« Reply #299 on: August 08, 2020, 08:10:34 AM »
You should definitely read Bleak House, possibly his greatest novel, certainly one of his most ambitious; several concurrent plot lines tie together wonderfully. He tried the same thing in Our Mutual Friend but I find it a bit of a shambles; the motivation behind the story is pretty feeble, nevertheless it has many wonderful scenes.

I would rate Great Expectations his finest novel if he had stuck to his original ending, instead he compromised for fear of upsetting his reading public.

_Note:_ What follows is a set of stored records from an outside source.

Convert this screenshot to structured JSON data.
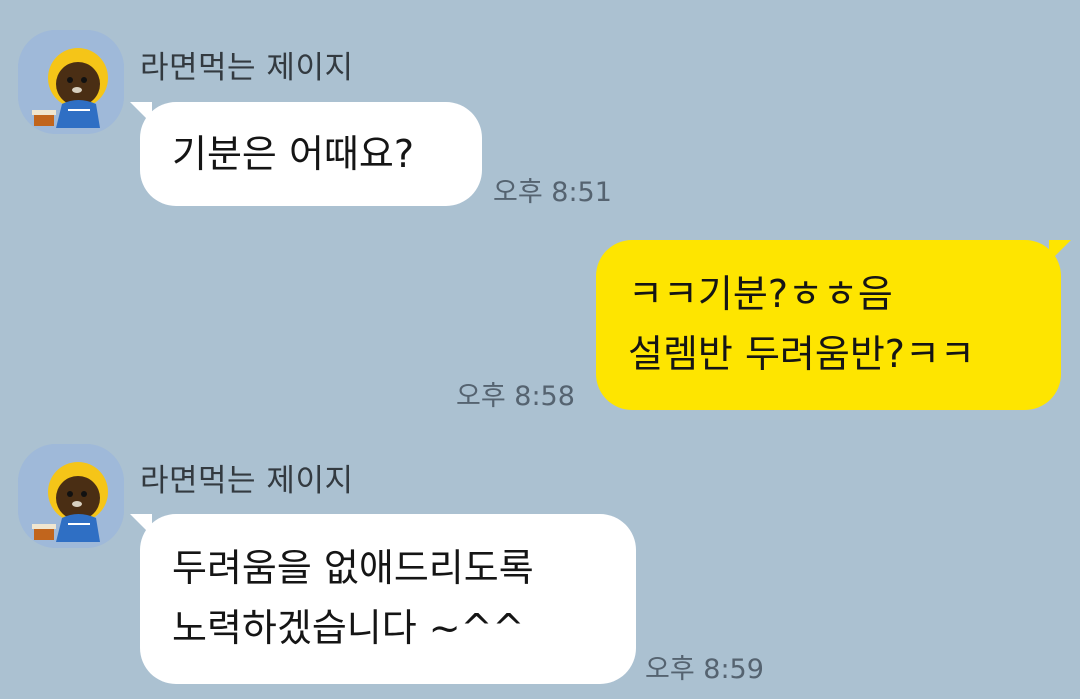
{
  "messages": [
    {
      "sender": "라면먹는 제이지",
      "text_lines": [
        "기분은 어때요?"
      ],
      "time": "오후 8:51",
      "direction": "incoming"
    },
    {
      "text_lines": [
        "ㅋㅋ기분?ㅎㅎ음",
        "설렘반 두려움반?ㅋㅋ"
      ],
      "time": "오후 8:58",
      "direction": "outgoing"
    },
    {
      "sender": "라면먹는 제이지",
      "text_lines": [
        "두려움을 없애드리도록",
        "노력하겠습니다 ~^^"
      ],
      "time": "오후 8:59",
      "direction": "incoming"
    }
  ],
  "colors": {
    "background": "#abc1d1",
    "incoming_bubble": "#ffffff",
    "outgoing_bubble": "#fee500",
    "avatar_background": "#9fb9d9"
  },
  "icons": {
    "avatar": "ryan-ramen-character-avatar"
  }
}
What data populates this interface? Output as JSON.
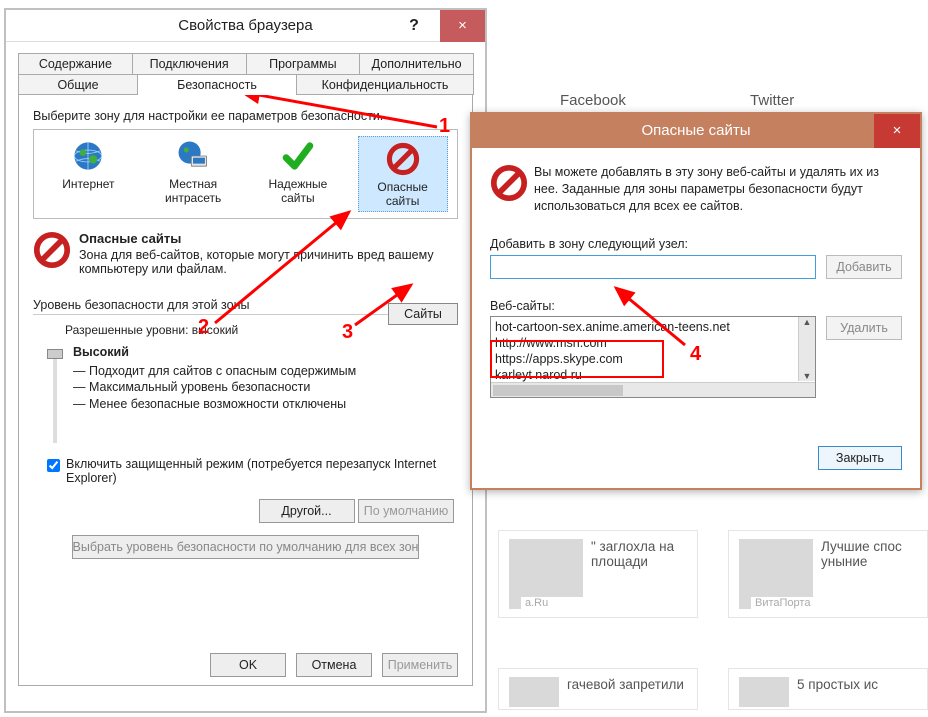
{
  "bg": {
    "facebook": "Facebook",
    "twitter": "Twitter",
    "card1_title": "\" заглохла на площади",
    "card1_src": "а.Ru",
    "card2_title": "Лучшие спос уныние",
    "card2_src": "ВитаПорта",
    "card3_title": "гачевой запретили",
    "card4_title": "5 простых ис"
  },
  "annotations": {
    "n1": "1",
    "n2": "2",
    "n3": "3",
    "n4": "4"
  },
  "main": {
    "title": "Свойства браузера",
    "help": "?",
    "close": "×",
    "tabs_top": [
      "Содержание",
      "Подключения",
      "Программы",
      "Дополнительно"
    ],
    "tabs_bot": [
      "Общие",
      "Безопасность",
      "Конфиденциальность"
    ],
    "active_tab": "Безопасность",
    "zone_prompt": "Выберите зону для настройки ее параметров безопасности.",
    "zones": [
      {
        "name": "Интернет",
        "icon": "globe"
      },
      {
        "name": "Местная интрасеть",
        "icon": "globe-shield"
      },
      {
        "name": "Надежные сайты",
        "icon": "check"
      },
      {
        "name": "Опасные сайты",
        "icon": "block"
      }
    ],
    "zone_title": "Опасные сайты",
    "zone_desc": "Зона для веб-сайтов, которые могут причинить вред вашему компьютеру или файлам.",
    "sites_btn": "Сайты",
    "sec_group": "Уровень безопасности для этой зоны",
    "allowed": "Разрешенные уровни: высокий",
    "level_name": "Высокий",
    "level_pts": [
      "— Подходит для сайтов с опасным содержимым",
      "— Максимальный уровень безопасности",
      "— Менее безопасные возможности отключены"
    ],
    "protected": "Включить защищенный режим (потребуется перезапуск Internet Explorer)",
    "protected_checked": true,
    "custom_btn": "Другой...",
    "default_btn": "По умолчанию",
    "reset_btn": "Выбрать уровень безопасности по умолчанию для всех зон",
    "ok": "OK",
    "cancel": "Отмена",
    "apply": "Применить"
  },
  "rest": {
    "title": "Опасные сайты",
    "close": "×",
    "intro": "Вы можете добавлять в эту зону  веб-сайты и удалять их из нее. Заданные для зоны параметры безопасности будут использоваться для всех ее сайтов.",
    "add_label": "Добавить в зону следующий узел:",
    "add_btn": "Добавить",
    "list_label": "Веб-сайты:",
    "sites": [
      "hot-cartoon-sex.anime.american-teens.net",
      "http://www.msn.com",
      "https://apps.skype.com",
      "karleyt narod ru"
    ],
    "remove_btn": "Удалить",
    "close_btn": "Закрыть"
  }
}
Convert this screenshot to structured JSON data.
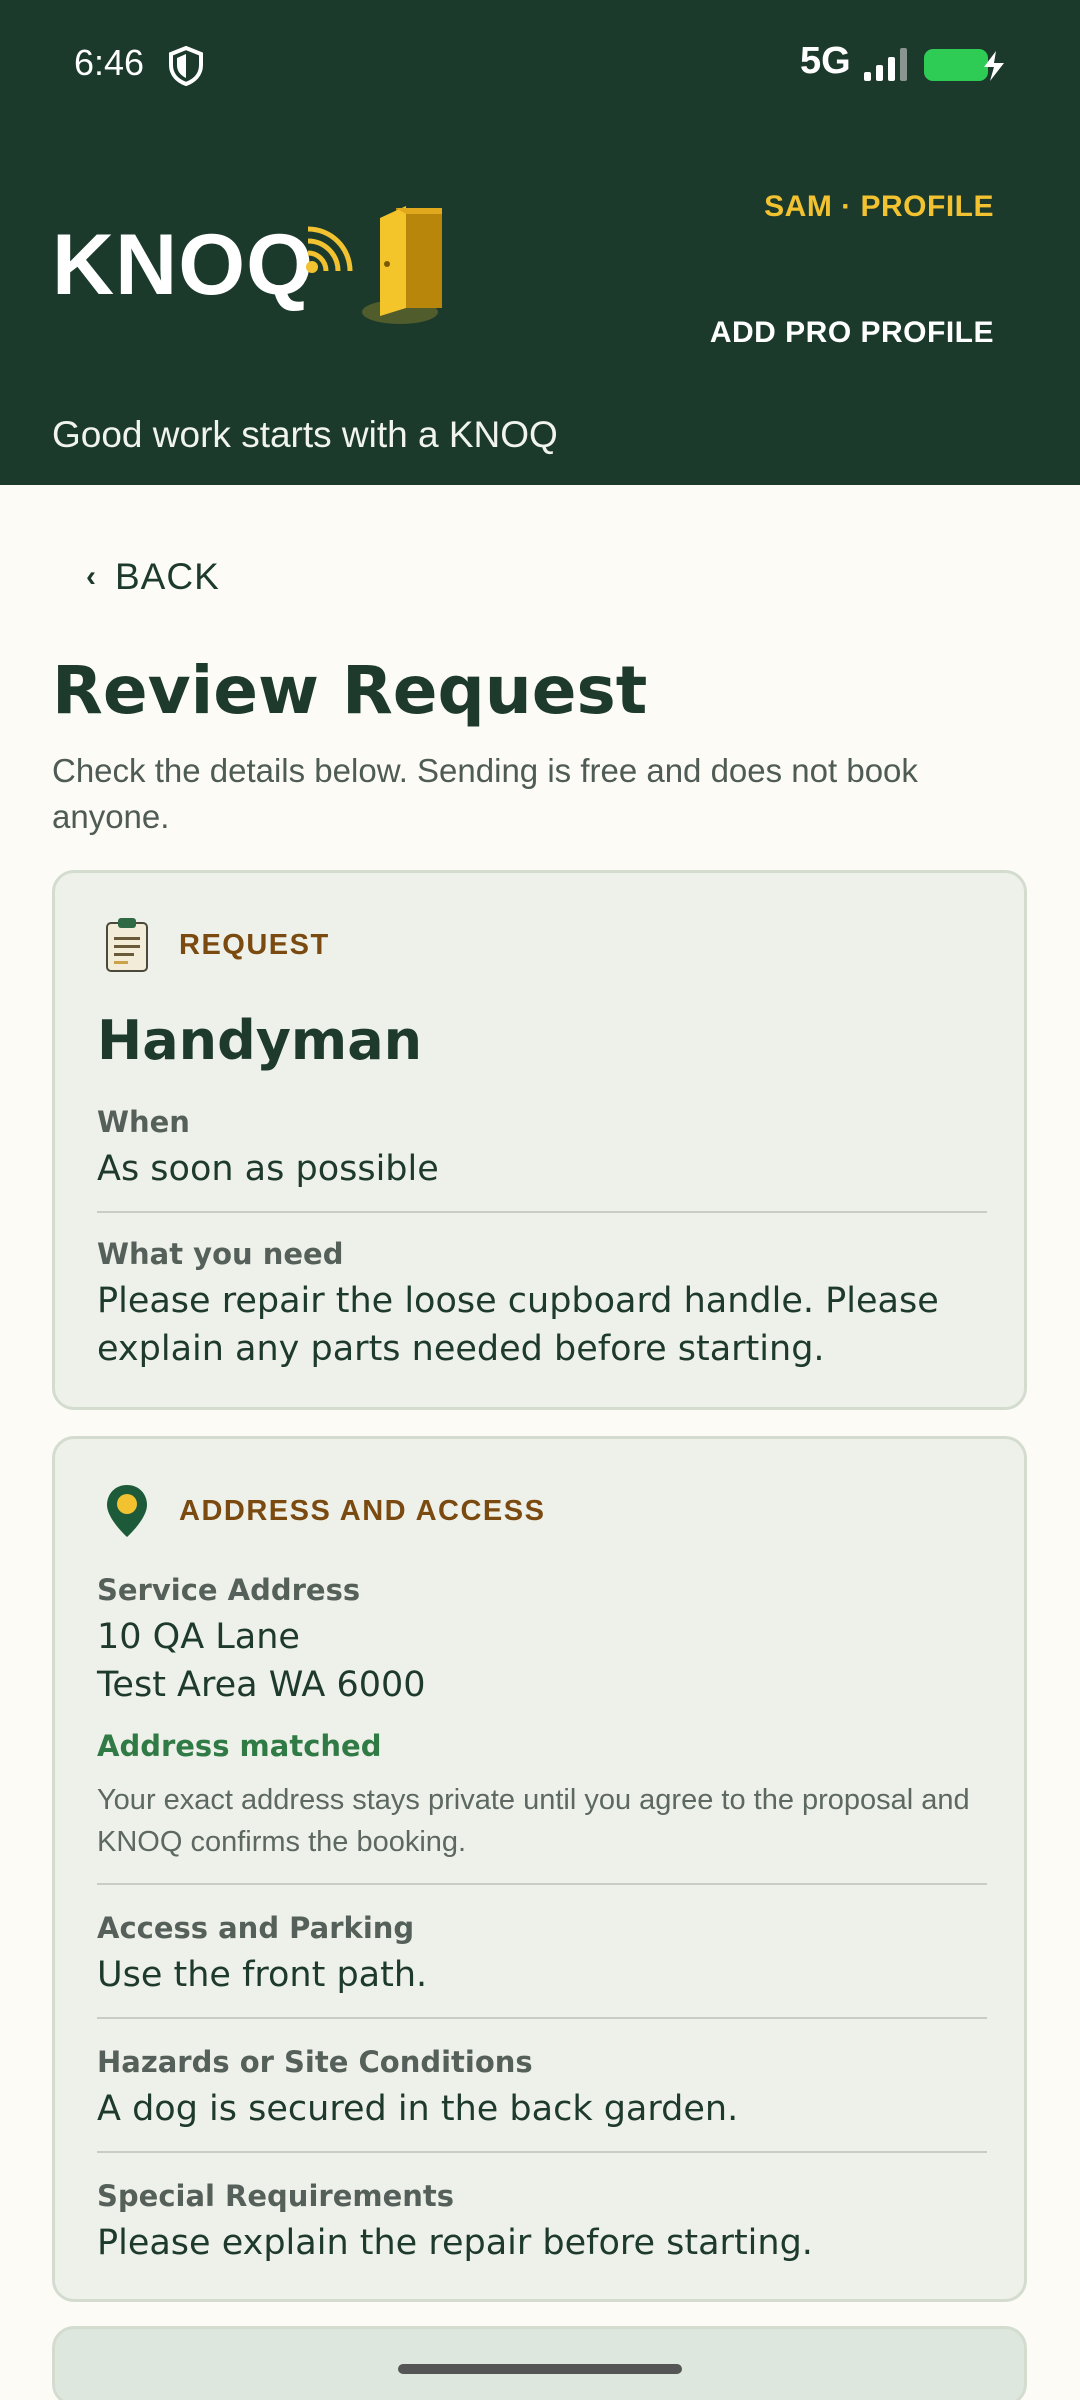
{
  "status_bar": {
    "time": "6:46",
    "network": "5G",
    "icons": [
      "shield-icon",
      "signal-icon",
      "battery-charging-icon"
    ]
  },
  "header": {
    "logo_text": "KNOQ",
    "profile_link": "SAM · PROFILE",
    "pro_link": "ADD PRO PROFILE",
    "tagline": "Good work starts with a KNOQ"
  },
  "nav": {
    "back_label": "BACK"
  },
  "page": {
    "title": "Review Request",
    "subtitle": "Check the details below. Sending is free and does not book anyone."
  },
  "request_card": {
    "section_label": "REQUEST",
    "service": "Handyman",
    "when_label": "When",
    "when_value": "As soon as possible",
    "need_label": "What you need",
    "need_value": "Please repair the loose cupboard handle. Please explain any parts needed before starting."
  },
  "address_card": {
    "section_label": "ADDRESS AND ACCESS",
    "address_label": "Service Address",
    "address_line1": "10 QA Lane",
    "address_line2": "Test Area WA 6000",
    "matched_label": "Address matched",
    "privacy_note": "Your exact address stays private until you agree to the proposal and KNOQ confirms the booking.",
    "access_label": "Access and Parking",
    "access_value": "Use the front path.",
    "hazards_label": "Hazards or Site Conditions",
    "hazards_value": "A dog is secured in the back garden.",
    "special_label": "Special Requirements",
    "special_value": "Please explain the repair before starting."
  },
  "colors": {
    "header_bg": "#1b3a2c",
    "accent_yellow": "#f2c230",
    "section_label": "#7a4a10",
    "matched_green": "#2f7a45"
  }
}
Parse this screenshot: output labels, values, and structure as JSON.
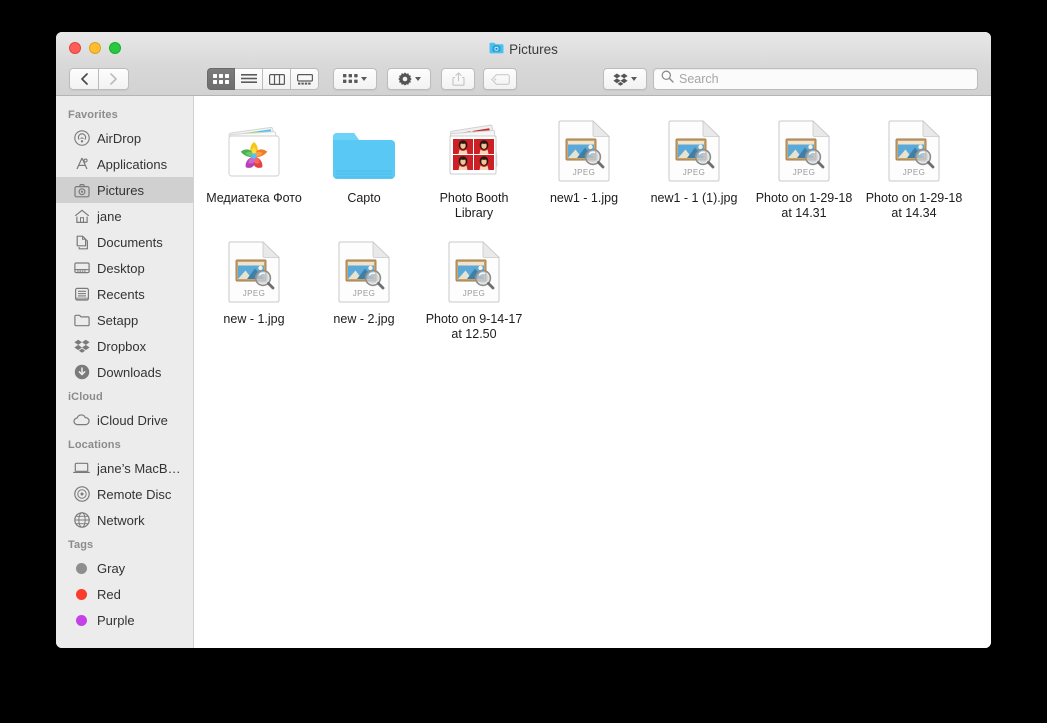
{
  "window": {
    "title": "Pictures",
    "title_icon": "pictures-folder-icon"
  },
  "traffic_lights": {
    "close": "close-window-button",
    "minimize": "minimize-window-button",
    "zoom": "zoom-window-button"
  },
  "toolbar": {
    "back_label": "Back",
    "forward_label": "Forward",
    "view_modes": [
      {
        "name": "icon-view",
        "label": "Icon View",
        "active": true
      },
      {
        "name": "list-view",
        "label": "List View",
        "active": false
      },
      {
        "name": "column-view",
        "label": "Column View",
        "active": false
      },
      {
        "name": "gallery-view",
        "label": "Gallery View",
        "active": false
      }
    ],
    "arrange_label": "Arrange By",
    "action_label": "Action",
    "share_label": "Share",
    "tag_label": "Edit Tags",
    "dropbox_label": "Dropbox"
  },
  "search": {
    "placeholder": "Search",
    "value": ""
  },
  "sidebar": {
    "sections": [
      {
        "header": "Favorites",
        "items": [
          {
            "label": "AirDrop",
            "icon": "airdrop-icon",
            "selected": false
          },
          {
            "label": "Applications",
            "icon": "applications-icon",
            "selected": false
          },
          {
            "label": "Pictures",
            "icon": "pictures-icon",
            "selected": true
          },
          {
            "label": "jane",
            "icon": "home-icon",
            "selected": false
          },
          {
            "label": "Documents",
            "icon": "documents-icon",
            "selected": false
          },
          {
            "label": "Desktop",
            "icon": "desktop-icon",
            "selected": false
          },
          {
            "label": "Recents",
            "icon": "recents-icon",
            "selected": false
          },
          {
            "label": "Setapp",
            "icon": "folder-icon",
            "selected": false
          },
          {
            "label": "Dropbox",
            "icon": "dropbox-icon",
            "selected": false
          },
          {
            "label": "Downloads",
            "icon": "downloads-icon",
            "selected": false
          }
        ]
      },
      {
        "header": "iCloud",
        "items": [
          {
            "label": "iCloud Drive",
            "icon": "icloud-icon",
            "selected": false
          }
        ]
      },
      {
        "header": "Locations",
        "items": [
          {
            "label": "jane’s MacB…",
            "icon": "laptop-icon",
            "selected": false
          },
          {
            "label": "Remote Disc",
            "icon": "remote-disc-icon",
            "selected": false
          },
          {
            "label": "Network",
            "icon": "network-icon",
            "selected": false
          }
        ]
      },
      {
        "header": "Tags",
        "items": [
          {
            "label": "Gray",
            "icon": "tag-dot-icon",
            "color": "#8e8e8e",
            "selected": false
          },
          {
            "label": "Red",
            "icon": "tag-dot-icon",
            "color": "#fc3b2f",
            "selected": false
          },
          {
            "label": "Purple",
            "icon": "tag-dot-icon",
            "color": "#c540e8",
            "selected": false
          }
        ]
      }
    ]
  },
  "files": [
    {
      "name": "Медиатека Фото",
      "type": "photos-library"
    },
    {
      "name": "Capto",
      "type": "folder"
    },
    {
      "name": "Photo Booth Library",
      "type": "photo-booth-library"
    },
    {
      "name": "new1 - 1.jpg",
      "type": "jpeg",
      "badge": "JPEG"
    },
    {
      "name": "new1 - 1 (1).jpg",
      "type": "jpeg",
      "badge": "JPEG"
    },
    {
      "name": "Photo on 1-29-18 at 14.31",
      "type": "jpeg",
      "badge": "JPEG"
    },
    {
      "name": "Photo on 1-29-18 at 14.34",
      "type": "jpeg",
      "badge": "JPEG"
    },
    {
      "name": "new - 1.jpg",
      "type": "jpeg",
      "badge": "JPEG"
    },
    {
      "name": "new - 2.jpg",
      "type": "jpeg",
      "badge": "JPEG"
    },
    {
      "name": "Photo on 9-14-17 at 12.50",
      "type": "jpeg",
      "badge": "JPEG"
    }
  ],
  "colors": {
    "selection": "#d0d0d0",
    "sidebar_bg": "#ececec",
    "folder_blue": "#5ac8f5",
    "red_tag": "#fc3b2f",
    "purple_tag": "#c540e8",
    "gray_tag": "#8e8e8e"
  }
}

More than two years later, I need to say I definitely agree. I reread 'Bleak House' I while ago (in fact at the time Biffo posted this). I have always had a very good memory of reading 'Our Mutual Friend' and would like to revisit. 'Great Expectations' is another great one I reread sometime in the past ten years. My girlfriend hates Dickens, finds him corny, I think his later works are amazing early modernist literary symphonies.